For many people, the smell of mothballs immediately brings to mind an older relative’s closet or heirloom cedar chest. For many decades, people throughout the U.S. utilized these tiny pesticide balls to keep moths, silverfish, and other clothing-chewing insects at bay. This mothball storage and exposure could leave clothing and bedding fragrant with the unmistakable scent of bug repellent.
But while mothballs are still available for purchase, you’re far less likely to find anyone who actually admits to using them to preserve their clothes or prevent an insect problem. How can such a popular pest control method go from ubiquitous to outdated over just a few decades? Read on for three of the primary factors behind the increasing irrelevance of the mothball.
Central Heat and Air Conditioning
Until the late 1900s, most homes lacked central heating and cooling systems.

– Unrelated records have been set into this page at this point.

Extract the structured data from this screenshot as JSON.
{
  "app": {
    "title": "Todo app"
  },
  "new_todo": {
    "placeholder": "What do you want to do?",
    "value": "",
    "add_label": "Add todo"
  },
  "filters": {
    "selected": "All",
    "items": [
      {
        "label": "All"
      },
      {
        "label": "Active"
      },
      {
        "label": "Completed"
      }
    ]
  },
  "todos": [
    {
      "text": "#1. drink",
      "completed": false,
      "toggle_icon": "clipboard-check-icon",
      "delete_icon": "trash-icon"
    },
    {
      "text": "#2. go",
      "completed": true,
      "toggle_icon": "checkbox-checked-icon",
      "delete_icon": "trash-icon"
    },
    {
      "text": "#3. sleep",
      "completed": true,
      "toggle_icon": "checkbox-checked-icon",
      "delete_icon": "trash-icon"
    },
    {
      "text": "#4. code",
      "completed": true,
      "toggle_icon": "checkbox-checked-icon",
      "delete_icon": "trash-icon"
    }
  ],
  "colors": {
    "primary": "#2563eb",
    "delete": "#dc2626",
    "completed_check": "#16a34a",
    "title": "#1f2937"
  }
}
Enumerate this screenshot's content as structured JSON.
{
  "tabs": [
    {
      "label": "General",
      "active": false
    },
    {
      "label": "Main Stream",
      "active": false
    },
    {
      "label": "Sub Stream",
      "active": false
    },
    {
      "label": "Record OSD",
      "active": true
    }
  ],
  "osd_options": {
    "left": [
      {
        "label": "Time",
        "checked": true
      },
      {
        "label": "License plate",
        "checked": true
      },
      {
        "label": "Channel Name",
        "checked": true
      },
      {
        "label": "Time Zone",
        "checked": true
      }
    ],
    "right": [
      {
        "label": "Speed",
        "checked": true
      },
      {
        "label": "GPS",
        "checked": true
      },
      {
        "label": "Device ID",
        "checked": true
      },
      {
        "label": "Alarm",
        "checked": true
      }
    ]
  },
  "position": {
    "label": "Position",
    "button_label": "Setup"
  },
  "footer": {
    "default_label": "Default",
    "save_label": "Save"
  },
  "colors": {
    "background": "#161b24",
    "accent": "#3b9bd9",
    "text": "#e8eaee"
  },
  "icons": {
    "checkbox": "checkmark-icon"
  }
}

Even window air conditioner units didn’t boom in popularity until the Baby Boomer generation had all gone off to high school and college. For most households, this meant long, hot summer nights spent with the windows open.

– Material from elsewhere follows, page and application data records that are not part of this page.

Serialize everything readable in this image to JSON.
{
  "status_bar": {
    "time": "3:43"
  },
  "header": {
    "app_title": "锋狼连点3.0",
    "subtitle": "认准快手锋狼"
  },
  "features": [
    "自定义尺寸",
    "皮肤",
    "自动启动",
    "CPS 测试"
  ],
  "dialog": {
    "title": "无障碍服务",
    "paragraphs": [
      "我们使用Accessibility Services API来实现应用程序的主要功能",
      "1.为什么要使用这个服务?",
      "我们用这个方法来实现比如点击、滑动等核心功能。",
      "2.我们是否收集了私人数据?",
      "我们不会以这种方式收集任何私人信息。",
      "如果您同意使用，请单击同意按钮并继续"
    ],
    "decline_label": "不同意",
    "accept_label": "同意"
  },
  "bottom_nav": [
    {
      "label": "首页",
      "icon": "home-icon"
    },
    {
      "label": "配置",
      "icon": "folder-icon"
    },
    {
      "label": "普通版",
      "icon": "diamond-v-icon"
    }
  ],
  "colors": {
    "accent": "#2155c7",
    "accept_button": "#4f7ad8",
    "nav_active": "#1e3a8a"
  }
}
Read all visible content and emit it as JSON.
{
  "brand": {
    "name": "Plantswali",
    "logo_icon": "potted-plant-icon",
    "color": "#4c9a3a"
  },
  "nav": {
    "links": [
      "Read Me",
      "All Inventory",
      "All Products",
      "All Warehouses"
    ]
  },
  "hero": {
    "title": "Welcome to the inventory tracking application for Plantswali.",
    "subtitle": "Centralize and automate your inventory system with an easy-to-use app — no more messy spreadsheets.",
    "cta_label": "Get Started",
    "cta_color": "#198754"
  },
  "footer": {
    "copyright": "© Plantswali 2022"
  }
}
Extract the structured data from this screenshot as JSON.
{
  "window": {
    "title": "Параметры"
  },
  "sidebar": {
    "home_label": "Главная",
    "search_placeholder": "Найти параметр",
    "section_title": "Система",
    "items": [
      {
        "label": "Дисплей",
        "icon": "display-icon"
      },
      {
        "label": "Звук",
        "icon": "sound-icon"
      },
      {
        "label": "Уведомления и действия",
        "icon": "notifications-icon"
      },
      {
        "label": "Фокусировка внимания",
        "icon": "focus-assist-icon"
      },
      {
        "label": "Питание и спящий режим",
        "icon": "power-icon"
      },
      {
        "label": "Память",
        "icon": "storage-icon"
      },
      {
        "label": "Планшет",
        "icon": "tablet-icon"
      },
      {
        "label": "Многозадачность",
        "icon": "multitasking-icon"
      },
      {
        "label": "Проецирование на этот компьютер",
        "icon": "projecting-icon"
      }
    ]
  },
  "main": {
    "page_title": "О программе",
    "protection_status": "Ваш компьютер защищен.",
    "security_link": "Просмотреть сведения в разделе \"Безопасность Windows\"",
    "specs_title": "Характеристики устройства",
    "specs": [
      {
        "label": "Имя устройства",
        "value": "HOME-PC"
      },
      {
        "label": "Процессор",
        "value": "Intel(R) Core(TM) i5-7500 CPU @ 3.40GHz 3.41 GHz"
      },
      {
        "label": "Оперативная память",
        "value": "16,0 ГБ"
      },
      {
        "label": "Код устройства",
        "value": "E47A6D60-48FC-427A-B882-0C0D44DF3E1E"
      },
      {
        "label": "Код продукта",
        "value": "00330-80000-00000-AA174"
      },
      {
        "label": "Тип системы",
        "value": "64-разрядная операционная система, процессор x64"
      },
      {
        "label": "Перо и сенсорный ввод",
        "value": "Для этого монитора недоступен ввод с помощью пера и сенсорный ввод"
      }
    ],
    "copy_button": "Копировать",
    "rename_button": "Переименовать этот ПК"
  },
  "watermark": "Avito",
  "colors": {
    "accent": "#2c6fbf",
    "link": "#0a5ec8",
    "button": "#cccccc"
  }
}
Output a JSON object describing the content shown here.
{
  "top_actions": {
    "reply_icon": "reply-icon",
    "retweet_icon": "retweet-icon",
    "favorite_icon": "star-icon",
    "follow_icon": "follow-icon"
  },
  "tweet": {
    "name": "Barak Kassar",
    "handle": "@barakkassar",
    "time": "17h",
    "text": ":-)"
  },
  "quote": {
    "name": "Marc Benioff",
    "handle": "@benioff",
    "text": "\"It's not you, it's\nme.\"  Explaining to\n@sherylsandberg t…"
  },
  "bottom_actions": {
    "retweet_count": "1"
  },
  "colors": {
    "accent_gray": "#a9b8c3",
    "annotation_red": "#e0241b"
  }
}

Those living in homes that lacked window screens, which was fairly common during that period in history, would often find themselves battling staggering numbers of insects from flies to moths to mosquitoes. Using mothballs to prevent damage to clothing was a far more palatable option than sweltering with closed windows to avoid insect exposure.

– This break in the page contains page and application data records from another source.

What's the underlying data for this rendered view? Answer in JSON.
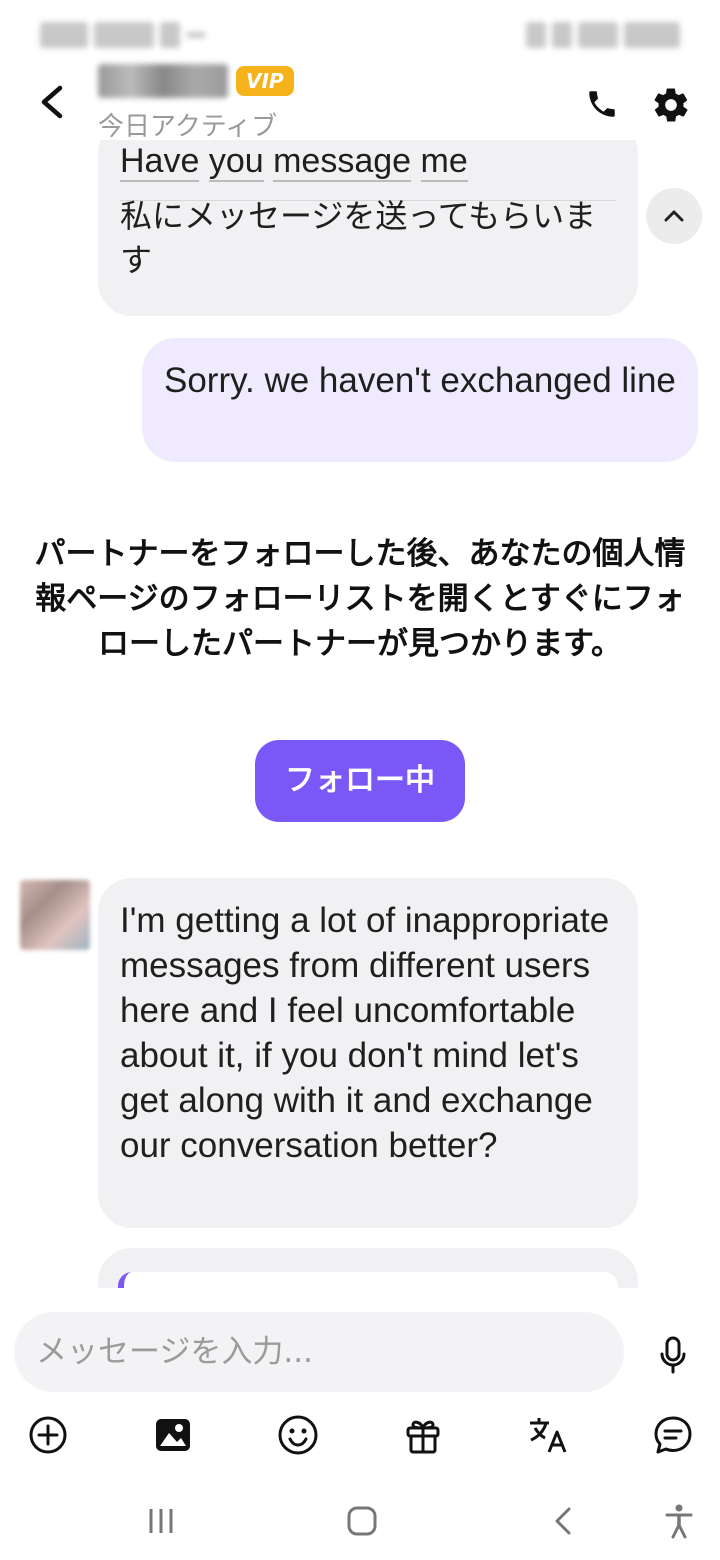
{
  "header": {
    "vip_label": "VIP",
    "active_status": "今日アクティブ"
  },
  "messages": {
    "incoming_translated": {
      "original_words": [
        "Have",
        "you",
        "message",
        "me"
      ],
      "translation": "私にメッセージを送ってもらいます"
    },
    "outgoing": {
      "text": "Sorry. we haven't exchanged line"
    },
    "incoming": {
      "text": "I'm getting a lot of inappropriate messages from different users here and I feel uncomfortable about it, if you don't mind let's get along with it and exchange our conversation better?"
    }
  },
  "system": {
    "note": "パートナーをフォローした後、あなたの個人情報ページのフォローリストを開くとすぐにフォローしたパートナーが見つかります。",
    "follow_button": "フォロー中"
  },
  "composer": {
    "placeholder": "メッセージを入力..."
  },
  "colors": {
    "accent": "#7a57f7",
    "outgoing_bubble": "#efeafd",
    "incoming_bubble": "#f1f1f3",
    "vip": "#f6b21a"
  },
  "icons": {
    "header": [
      "back-arrow-icon",
      "phone-icon",
      "gear-icon"
    ],
    "toolbar": [
      "plus-circle-icon",
      "image-icon",
      "emoji-icon",
      "gift-icon",
      "translate-icon",
      "chat-bubble-icon"
    ],
    "nav": [
      "recents-icon",
      "home-icon",
      "back-icon",
      "accessibility-icon"
    ]
  }
}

Today, most homes have central heating and cooling, portable window units or space heaters, or windows with screens to keep insects out. Even if a few stray moths make it into your home through an open door or hole in your window screen, they’re unlikely to be able to reproduce quickly or effectively enough to do any damage, and will probably be dead within a few days.
Increased Use of Synthetic Fabrics
Moths love natural fibers, particularly wool and cotton; a cotton-wool blend sweater that doesn’t contain any added spandex or polyester is just about any hungry moth’s favorite treat.
However, adding even just a percent or two of artificial fabric to a piece of clothing that utilizes natural fibers is often enough to repel moths. Not only are artificial fabrics totally lacking in nutritional value, they can disrupt moths’ reproductive cycle and sometimes even impede their ability to lay and fertilize eggs. Unless your closet is filled with pure wool, pure cotton, or a blend of the two, you’re unlikely to find yourself facing any moth-generated holes in your clothing.
Improved Home Pest Control
While climate control and fabric blends mean moths are less likely to make their way inside your home and far less likely to find a suitable meal while there, improved pest control services have also played a part in the decline of demand for mothballs. Communities of individuals who are all committed to reducing the insect populations inside their homes can contribute to lower insect numbers throughout the neighborhood.
Whether you utilize a pest control company to treat your home, yard, or both, your commitment to keeping your home insect-free can easily extend to moths. This is true even if you don’t specifically seek out moth eradication services.
Clegg’s Pest Control offers both residential and commercial termite and pest control services throughout North and South Carolina. Contact Clegg’s pest management professionals today at (888) 672-5344.